Exercise requirements.
Exactly as written, return the entries below, minus any pictures.

Interface dataset entries
________
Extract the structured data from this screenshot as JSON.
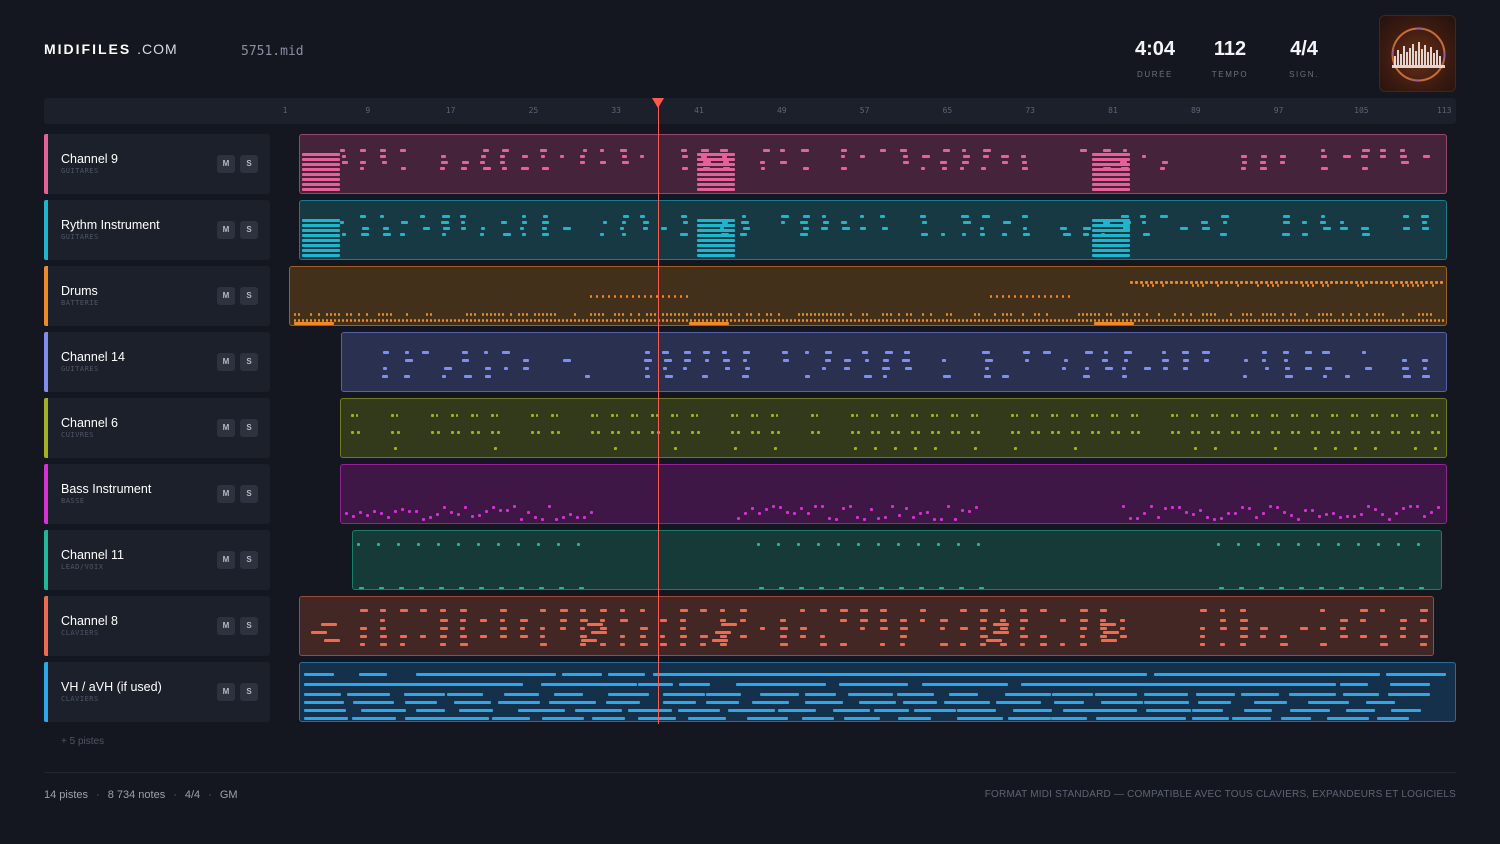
{
  "brand": {
    "name": "MIDIFILES",
    "suffix": ".COM"
  },
  "file": {
    "name": "5751.mid"
  },
  "stats": [
    {
      "value": "4:04",
      "label": "DURÉE"
    },
    {
      "value": "112",
      "label": "TEMPO"
    },
    {
      "value": "4/4",
      "label": "SIGN."
    }
  ],
  "ruler": {
    "ticks": [
      "1",
      "9",
      "17",
      "25",
      "33",
      "41",
      "49",
      "57",
      "65",
      "73",
      "81",
      "89",
      "97",
      "105",
      "113"
    ]
  },
  "playhead": {
    "bar": 37
  },
  "tracks": [
    {
      "name": "Channel 9",
      "category": "GUITARES",
      "color": "#e8609a",
      "bg": "#45233a",
      "mute": "M",
      "solo": "S"
    },
    {
      "name": "Rythm Instrument",
      "category": "GUITARES",
      "color": "#1fb5cf",
      "bg": "#163944",
      "mute": "M",
      "solo": "S"
    },
    {
      "name": "Drums",
      "category": "BATTERIE",
      "color": "#f08a24",
      "bg": "#43301a",
      "mute": "M",
      "solo": "S"
    },
    {
      "name": "Channel 14",
      "category": "GUITARES",
      "color": "#7f8ff0",
      "bg": "#2a3150",
      "mute": "M",
      "solo": "S"
    },
    {
      "name": "Channel 6",
      "category": "CUIVRES",
      "color": "#a3b020",
      "bg": "#333a1c",
      "mute": "M",
      "solo": "S"
    },
    {
      "name": "Bass Instrument",
      "category": "BASSE",
      "color": "#d92fd6",
      "bg": "#3f1747",
      "mute": "M",
      "solo": "S"
    },
    {
      "name": "Channel 11",
      "category": "LEAD/VOIX",
      "color": "#1fb89a",
      "bg": "#153a38",
      "mute": "M",
      "solo": "S"
    },
    {
      "name": "Channel 8",
      "category": "CLAVIERS",
      "color": "#ee6a50",
      "bg": "#432724",
      "mute": "M",
      "solo": "S"
    },
    {
      "name": "VH / aVH (if used)",
      "category": "CLAVIERS",
      "color": "#2aa8ee",
      "bg": "#15304a",
      "mute": "M",
      "solo": "S"
    }
  ],
  "more_tracks": "+ 5 pistes",
  "footer": {
    "tracks": "14 pistes",
    "notes": "8 734 notes",
    "signature": "4/4",
    "standard": "GM",
    "tagline": "FORMAT MIDI STANDARD — COMPATIBLE AVEC TOUS CLAVIERS, EXPANDEURS ET LOGICIELS"
  }
}
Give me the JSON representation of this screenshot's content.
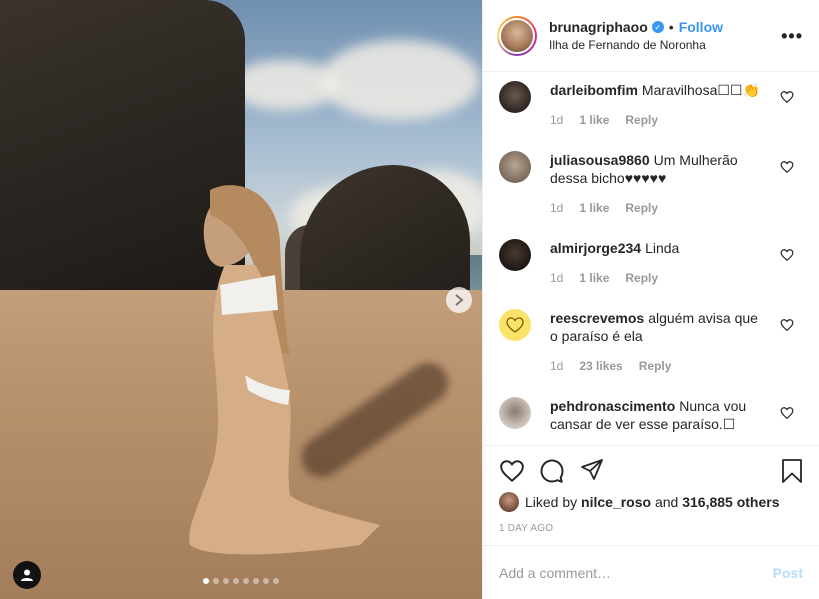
{
  "post": {
    "username": "brunagriphaoo",
    "follow_label": "Follow",
    "separator": "•",
    "location": "Ilha de Fernando de Noronha",
    "more_label": "•••"
  },
  "comments": [
    {
      "user": "darleibomfim",
      "text": "Maravilhosa☐☐👏",
      "time": "1d",
      "likes": "1 like",
      "reply": "Reply"
    },
    {
      "user": "juliasousa9860",
      "text": "Um Mulherão dessa bicho♥♥♥♥♥",
      "time": "1d",
      "likes": "1 like",
      "reply": "Reply"
    },
    {
      "user": "almirjorge234",
      "text": "Linda",
      "time": "1d",
      "likes": "1 like",
      "reply": "Reply"
    },
    {
      "user": "reescrevemos",
      "text": "alguém avisa que o paraíso é ela",
      "time": "1d",
      "likes": "23 likes",
      "reply": "Reply"
    },
    {
      "user": "pehdronascimento",
      "text": "Nunca vou cansar de ver esse paraíso.☐",
      "time": "",
      "likes": "",
      "reply": ""
    }
  ],
  "likes_summary": {
    "prefix": "Liked by",
    "user": "nilce_roso",
    "middle": "and",
    "others": "316,885 others"
  },
  "timestamp": "1 DAY AGO",
  "comment_box": {
    "placeholder": "Add a comment…",
    "post_label": "Post"
  },
  "carousel": {
    "total": 8,
    "active": 1
  },
  "colors": {
    "accent": "#3897f0",
    "post_disabled": "#b2dffc",
    "muted": "#999999"
  }
}
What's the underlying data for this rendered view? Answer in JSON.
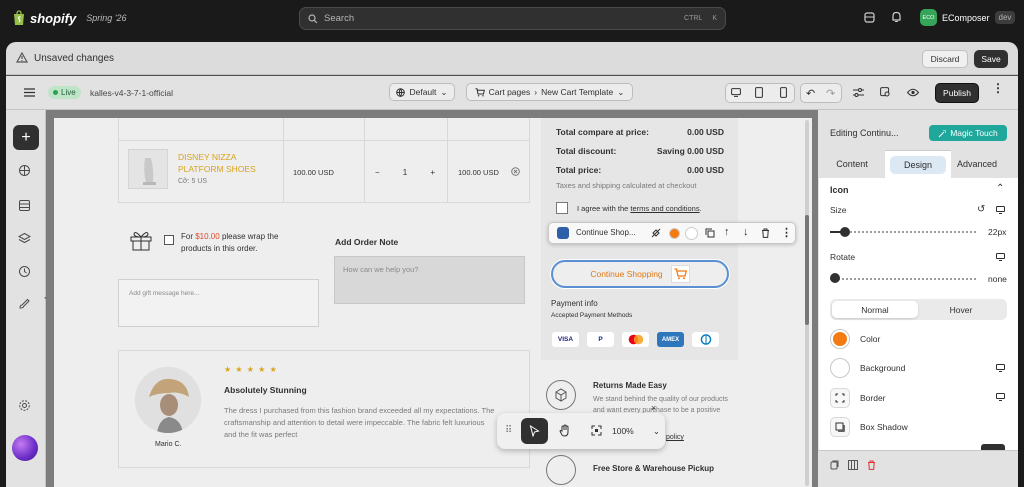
{
  "topbar": {
    "brand": "shopify",
    "edition": "Spring '26",
    "search_placeholder": "Search",
    "shortcut_ctrl": "CTRL",
    "shortcut_k": "K",
    "account_initials": "ECO",
    "account_name": "EComposer",
    "account_badge": "dev"
  },
  "unsaved": {
    "label": "Unsaved changes",
    "discard": "Discard",
    "save": "Save"
  },
  "toolbar": {
    "live": "Live",
    "theme_name": "kalles-v4-3-7-1-official",
    "language": "Default",
    "page_type": "Cart pages",
    "template": "New Cart Template",
    "publish": "Publish"
  },
  "cart_item": {
    "name_line1": "DISNEY NIZZA",
    "name_line2": "PLATFORM SHOES",
    "variant": "Cỡ: 5 US",
    "price": "100.00 USD",
    "qty": "1",
    "total": "100.00 USD",
    "minus": "−",
    "plus": "+"
  },
  "gift": {
    "text_pre": "For",
    "amount": "$10.00",
    "text_post": "please wrap the",
    "text_line2": "products in this order.",
    "message_placeholder": "Add gift message here..."
  },
  "order_note": {
    "title": "Add Order Note",
    "placeholder": "How can we help you?"
  },
  "summary": {
    "compare_label": "Total compare at price:",
    "compare_value": "0.00 USD",
    "discount_label": "Total discount:",
    "discount_value": "Saving 0.00 USD",
    "total_label": "Total price:",
    "total_value": "0.00 USD",
    "taxes_note": "Taxes and shipping calculated at checkout",
    "agree_pre": "I agree with the",
    "agree_link": "terms and conditions",
    "continue_label": "Continue Shopping",
    "ctx_label": "Continue Shop...",
    "payment_title": "Payment info",
    "payment_sub": "Accepted Payment Methods",
    "payment_methods": [
      "VISA",
      "P",
      "MC",
      "AMEX",
      "DC"
    ]
  },
  "review": {
    "stars": "★ ★ ★ ★ ★",
    "title": "Absolutely Stunning",
    "body_line1": "The dress I purchased from this fashion brand exceeded all my expectations. The",
    "body_line2": "craftsmanship and attention to detail were impeccable. The fabric felt luxurious",
    "body_line3": "and the fit was perfect",
    "author": "Mario C."
  },
  "features": {
    "returns_title": "Returns Made Easy",
    "returns_line1": "We stand behind the quality of our products",
    "returns_line2": "and want every purchase to be a positive",
    "returns_link": "policy",
    "shipping_title": "Free Store & Warehouse Pickup"
  },
  "floatbar": {
    "zoom": "100%"
  },
  "panel": {
    "title": "Editing Continu...",
    "magic": "Magic Touch",
    "tab_content": "Content",
    "tab_design": "Design",
    "tab_advanced": "Advanced",
    "section_icon": "Icon",
    "size_label": "Size",
    "size_value": "22px",
    "size_fraction": 0.1,
    "rotate_label": "Rotate",
    "rotate_value": "none",
    "state_normal": "Normal",
    "state_hover": "Hover",
    "color_label": "Color",
    "color_value": "#f37b12",
    "background_label": "Background",
    "border_label": "Border",
    "shadow_label": "Box Shadow"
  }
}
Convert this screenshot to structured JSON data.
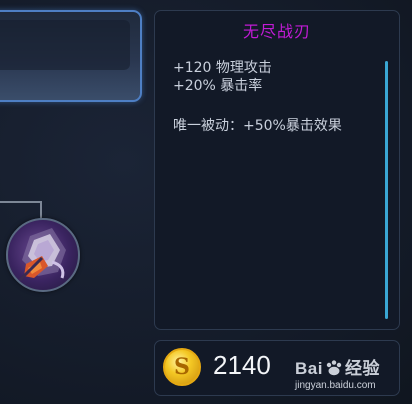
{
  "item": {
    "name": "无尽战刃",
    "stats": [
      "+120 物理攻击",
      "+20% 暴击率"
    ],
    "passive": "唯一被动：+50%暴击效果",
    "price": "2140"
  },
  "currency": {
    "symbol": "S",
    "icon": "gold-coin-icon"
  },
  "watermark": {
    "logo_left": "Bai",
    "logo_right": "经验",
    "url": "jingyan.baidu.com"
  },
  "colors": {
    "item_name": "#c21bd6",
    "accent_border": "#4e7fc4",
    "scrollbar": "#3aa7d4",
    "background": "#141b29"
  }
}
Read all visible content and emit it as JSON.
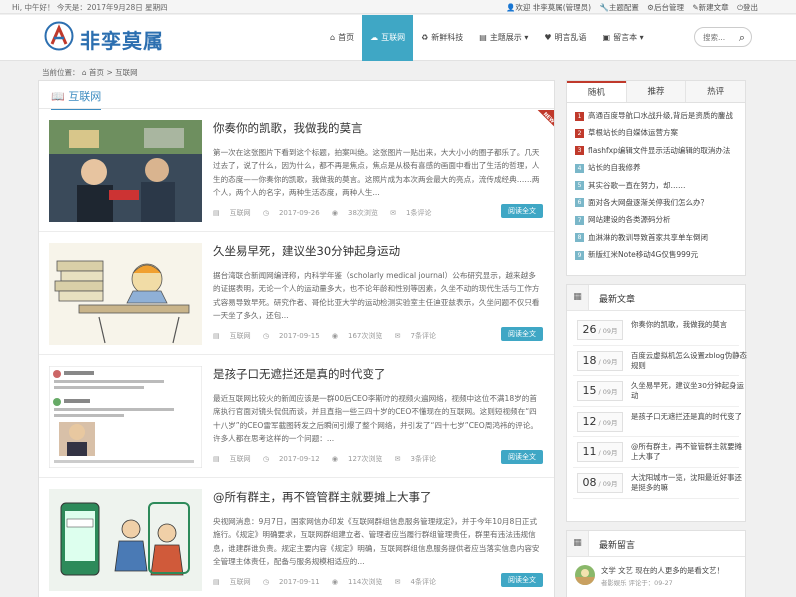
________
Task output.
Extract the structured data from this screenshot as JSON.
{
  "brand": {
    "name": "MIDIFILES",
    "suffix": ".COM"
  },
  "file": {
    "name": "5751.mid"
  },
  "stats": [
    {
      "value": "4:04",
      "label": "DURÉE"
    },
    {
      "value": "112",
      "label": "TEMPO"
    },
    {
      "value": "4/4",
      "label": "SIGN."
    }
  ],
  "ruler": {
    "ticks": [
      "1",
      "9",
      "17",
      "25",
      "33",
      "41",
      "49",
      "57",
      "65",
      "73",
      "81",
      "89",
      "97",
      "105",
      "113"
    ]
  },
  "playhead": {
    "bar": 37
  },
  "tracks": [
    {
      "name": "Channel 9",
      "category": "GUITARES",
      "color": "#e8609a",
      "bg": "#45233a",
      "mute": "M",
      "solo": "S"
    },
    {
      "name": "Rythm Instrument",
      "category": "GUITARES",
      "color": "#1fb5cf",
      "bg": "#163944",
      "mute": "M",
      "solo": "S"
    },
    {
      "name": "Drums",
      "category": "BATTERIE",
      "color": "#f08a24",
      "bg": "#43301a",
      "mute": "M",
      "solo": "S"
    },
    {
      "name": "Channel 14",
      "category": "GUITARES",
      "color": "#7f8ff0",
      "bg": "#2a3150",
      "mute": "M",
      "solo": "S"
    },
    {
      "name": "Channel 6",
      "category": "CUIVRES",
      "color": "#a3b020",
      "bg": "#333a1c",
      "mute": "M",
      "solo": "S"
    },
    {
      "name": "Bass Instrument",
      "category": "BASSE",
      "color": "#d92fd6",
      "bg": "#3f1747",
      "mute": "M",
      "solo": "S"
    },
    {
      "name": "Channel 11",
      "category": "LEAD/VOIX",
      "color": "#1fb89a",
      "bg": "#153a38",
      "mute": "M",
      "solo": "S"
    },
    {
      "name": "Channel 8",
      "category": "CLAVIERS",
      "color": "#ee6a50",
      "bg": "#432724",
      "mute": "M",
      "solo": "S"
    },
    {
      "name": "VH / aVH (if used)",
      "category": "CLAVIERS",
      "color": "#2aa8ee",
      "bg": "#15304a",
      "mute": "M",
      "solo": "S"
    }
  ],
  "more_tracks": "+ 5 pistes",
  "footer": {
    "tracks": "14 pistes",
    "notes": "8 734 notes",
    "signature": "4/4",
    "standard": "GM",
    "tagline": "FORMAT MIDI STANDARD — COMPATIBLE AVEC TOUS CLAVIERS, EXPANDEURS ET LOGICIELS"
  }
}
Give me the JSON representation of this screenshot's content.
{
  "post": {
    "username": "brunagriphaoo",
    "follow_label": "Follow",
    "separator": "•",
    "location": "Ilha de Fernando de Noronha",
    "more_label": "•••"
  },
  "comments": [
    {
      "user": "darleibomfim",
      "text": "Maravilhosa☐☐👏",
      "time": "1d",
      "likes": "1 like",
      "reply": "Reply"
    },
    {
      "user": "juliasousa9860",
      "text": "Um Mulherão dessa bicho♥♥♥♥♥",
      "time": "1d",
      "likes": "1 like",
      "reply": "Reply"
    },
    {
      "user": "almirjorge234",
      "text": "Linda",
      "time": "1d",
      "likes": "1 like",
      "reply": "Reply"
    },
    {
      "user": "reescrevemos",
      "text": "alguém avisa que o paraíso é ela",
      "time": "1d",
      "likes": "23 likes",
      "reply": "Reply"
    },
    {
      "user": "pehdronascimento",
      "text": "Nunca vou cansar de ver esse paraíso.☐",
      "time": "",
      "likes": "",
      "reply": ""
    }
  ],
  "likes_summary": {
    "prefix": "Liked by",
    "user": "nilce_roso",
    "middle": "and",
    "others": "316,885 others"
  },
  "timestamp": "1 DAY AGO",
  "comment_box": {
    "placeholder": "Add a comment…",
    "post_label": "Post"
  },
  "carousel": {
    "total": 8,
    "active": 1
  },
  "colors": {
    "accent": "#3897f0",
    "post_disabled": "#b2dffc",
    "muted": "#999999"
  }
}
What's the underlying data for this rendered view? Answer in JSON.
{
  "topbar": {
    "brand": "shopify",
    "edition": "Spring '26",
    "search_placeholder": "Search",
    "shortcut_ctrl": "CTRL",
    "shortcut_k": "K",
    "account_initials": "ECO",
    "account_name": "EComposer",
    "account_badge": "dev"
  },
  "unsaved": {
    "label": "Unsaved changes",
    "discard": "Discard",
    "save": "Save"
  },
  "toolbar": {
    "live": "Live",
    "theme_name": "kalles-v4-3-7-1-official",
    "language": "Default",
    "page_type": "Cart pages",
    "template": "New Cart Template",
    "publish": "Publish"
  },
  "cart_item": {
    "name_line1": "DISNEY NIZZA",
    "name_line2": "PLATFORM SHOES",
    "variant": "Cỡ: 5 US",
    "price": "100.00 USD",
    "qty": "1",
    "total": "100.00 USD",
    "minus": "−",
    "plus": "+"
  },
  "gift": {
    "text_pre": "For",
    "amount": "$10.00",
    "text_post": "please wrap the",
    "text_line2": "products in this order.",
    "message_placeholder": "Add gift message here..."
  },
  "order_note": {
    "title": "Add Order Note",
    "placeholder": "How can we help you?"
  },
  "summary": {
    "compare_label": "Total compare at price:",
    "compare_value": "0.00 USD",
    "discount_label": "Total discount:",
    "discount_value": "Saving 0.00 USD",
    "total_label": "Total price:",
    "total_value": "0.00 USD",
    "taxes_note": "Taxes and shipping calculated at checkout",
    "agree_pre": "I agree with the",
    "agree_link": "terms and conditions",
    "continue_label": "Continue Shopping",
    "ctx_label": "Continue Shop...",
    "payment_title": "Payment info",
    "payment_sub": "Accepted Payment Methods",
    "payment_methods": [
      "VISA",
      "P",
      "MC",
      "AMEX",
      "DC"
    ]
  },
  "review": {
    "stars": "★ ★ ★ ★ ★",
    "title": "Absolutely Stunning",
    "body_line1": "The dress I purchased from this fashion brand exceeded all my expectations. The",
    "body_line2": "craftsmanship and attention to detail were impeccable. The fabric felt luxurious",
    "body_line3": "and the fit was perfect",
    "author": "Mario C."
  },
  "features": {
    "returns_title": "Returns Made Easy",
    "returns_line1": "We stand behind the quality of our products",
    "returns_line2": "and want every purchase to be a positive",
    "returns_link": "policy",
    "shipping_title": "Free Store & Warehouse Pickup"
  },
  "floatbar": {
    "zoom": "100%"
  },
  "panel": {
    "title": "Editing Continu...",
    "magic": "Magic Touch",
    "tab_content": "Content",
    "tab_design": "Design",
    "tab_advanced": "Advanced",
    "section_icon": "Icon",
    "size_label": "Size",
    "size_value": "22px",
    "size_fraction": 0.1,
    "rotate_label": "Rotate",
    "rotate_value": "none",
    "state_normal": "Normal",
    "state_hover": "Hover",
    "color_label": "Color",
    "color_value": "#f37b12",
    "background_label": "Background",
    "border_label": "Border",
    "shadow_label": "Box Shadow"
  }
}
Convert this screenshot to structured JSON data.
{
  "item": {
    "name": "无尽战刃",
    "stats": [
      "+120 物理攻击",
      "+20% 暴击率"
    ],
    "passive": "唯一被动：+50%暴击效果",
    "price": "2140"
  },
  "currency": {
    "symbol": "S",
    "icon": "gold-coin-icon"
  },
  "watermark": {
    "logo_left": "Bai",
    "logo_right": "经验",
    "url": "jingyan.baidu.com"
  },
  "colors": {
    "item_name": "#c21bd6",
    "accent_border": "#4e7fc4",
    "scrollbar": "#3aa7d4",
    "background": "#141b29"
  }
}
Read all visible content and emit it as JSON.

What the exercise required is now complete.